I, like many free agents, agents and GM’s, did not anticipate the economy’s dip hitting baseball as hard as it did. As a result, only five of the thirty free agents signed deals worth more than I predicted for them.
I correctly pegged the teams for 14 of 30 free agents and got the years right for 12 of them. I didn’t get any of the money parts right but was within $5 million for five free agents (Burnett, Bradley, Moyer, Renteria and Affeldt)
Here’s a table outlining my predictions and what actually happened.
While not yet official, ’tis the season of letter in the Bronx. CC and AJ will join the 2009 Yankee rotation, for better or worse.
I think they seriously overpaid for both pitchers, but they added two guys who seriously miss bats. The first four starters for the Yankees line up as such:
For the fifth spot, they’ll probably try and convince Andy Pettitte to come back around ten or twelve million. If that doesn’t work, I assume they’ll fill the fifth spot by an internal competition between the likes of Phil Hughes, Al Aceves, Ian Kennedy and the like. I don’t think they’ll feel comfortable handing a four or five year deal to Derek Lowe or $13 million for another injury risk, Ben Sheets.
I was extremely wary of AJ Burnett, as he certainly isn’t the poster boy for consistency. But he might just be that guy for the “filthy stuff” fraternity. The one thing that makes me a little more comfortable with Burnett’s signing is the fact that the Braves were willing to match the Yankees offer.

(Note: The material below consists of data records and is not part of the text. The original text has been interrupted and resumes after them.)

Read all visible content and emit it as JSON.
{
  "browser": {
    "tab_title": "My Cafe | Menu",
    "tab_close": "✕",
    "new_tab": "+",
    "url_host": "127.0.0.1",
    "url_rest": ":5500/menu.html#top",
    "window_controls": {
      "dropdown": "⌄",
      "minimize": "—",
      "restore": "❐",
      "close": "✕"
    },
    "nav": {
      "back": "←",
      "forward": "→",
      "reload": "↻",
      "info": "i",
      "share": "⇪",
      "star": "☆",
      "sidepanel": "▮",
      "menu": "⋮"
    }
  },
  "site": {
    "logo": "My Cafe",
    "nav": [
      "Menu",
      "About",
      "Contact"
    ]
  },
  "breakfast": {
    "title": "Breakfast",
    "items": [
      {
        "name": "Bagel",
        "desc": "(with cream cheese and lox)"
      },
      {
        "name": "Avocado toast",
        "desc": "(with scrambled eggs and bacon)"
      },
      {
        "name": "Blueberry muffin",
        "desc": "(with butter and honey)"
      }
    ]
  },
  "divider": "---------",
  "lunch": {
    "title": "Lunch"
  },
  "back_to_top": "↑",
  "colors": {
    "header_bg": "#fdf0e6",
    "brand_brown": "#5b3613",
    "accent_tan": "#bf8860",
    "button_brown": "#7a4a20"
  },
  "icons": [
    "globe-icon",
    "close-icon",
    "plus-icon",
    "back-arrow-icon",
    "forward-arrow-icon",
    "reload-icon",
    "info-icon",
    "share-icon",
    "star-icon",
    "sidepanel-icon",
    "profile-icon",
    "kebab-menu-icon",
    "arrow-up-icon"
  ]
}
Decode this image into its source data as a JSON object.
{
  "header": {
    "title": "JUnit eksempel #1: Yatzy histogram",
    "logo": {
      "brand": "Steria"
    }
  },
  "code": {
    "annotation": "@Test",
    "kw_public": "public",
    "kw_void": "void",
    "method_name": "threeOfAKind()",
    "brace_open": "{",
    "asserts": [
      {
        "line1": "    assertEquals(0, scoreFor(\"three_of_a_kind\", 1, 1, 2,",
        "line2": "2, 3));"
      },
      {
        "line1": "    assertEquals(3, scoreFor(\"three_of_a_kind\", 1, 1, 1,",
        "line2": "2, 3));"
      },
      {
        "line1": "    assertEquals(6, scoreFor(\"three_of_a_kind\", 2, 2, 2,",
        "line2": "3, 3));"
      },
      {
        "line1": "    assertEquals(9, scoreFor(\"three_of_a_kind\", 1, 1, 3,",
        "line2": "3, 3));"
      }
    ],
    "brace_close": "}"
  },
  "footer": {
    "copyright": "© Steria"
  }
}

If there’s a team that’s better at evaluating pitching talent than the Braves, I’m all ears. Any pitcher Atlanta’s braintrust is confident in, I’ll go along with.
If the Yankees can bring Angy Pettitte back, that will allow Phil Hughes and Ian Kennedy to get some much-needed Triple-A innings and Joba Chamberlain to get a start off every now and then to control his innings.
Five years from now we may be asking Brian Cashman what the hell he was thinking, or, we may be praising his genius. Here’s to hoping it’s the latter.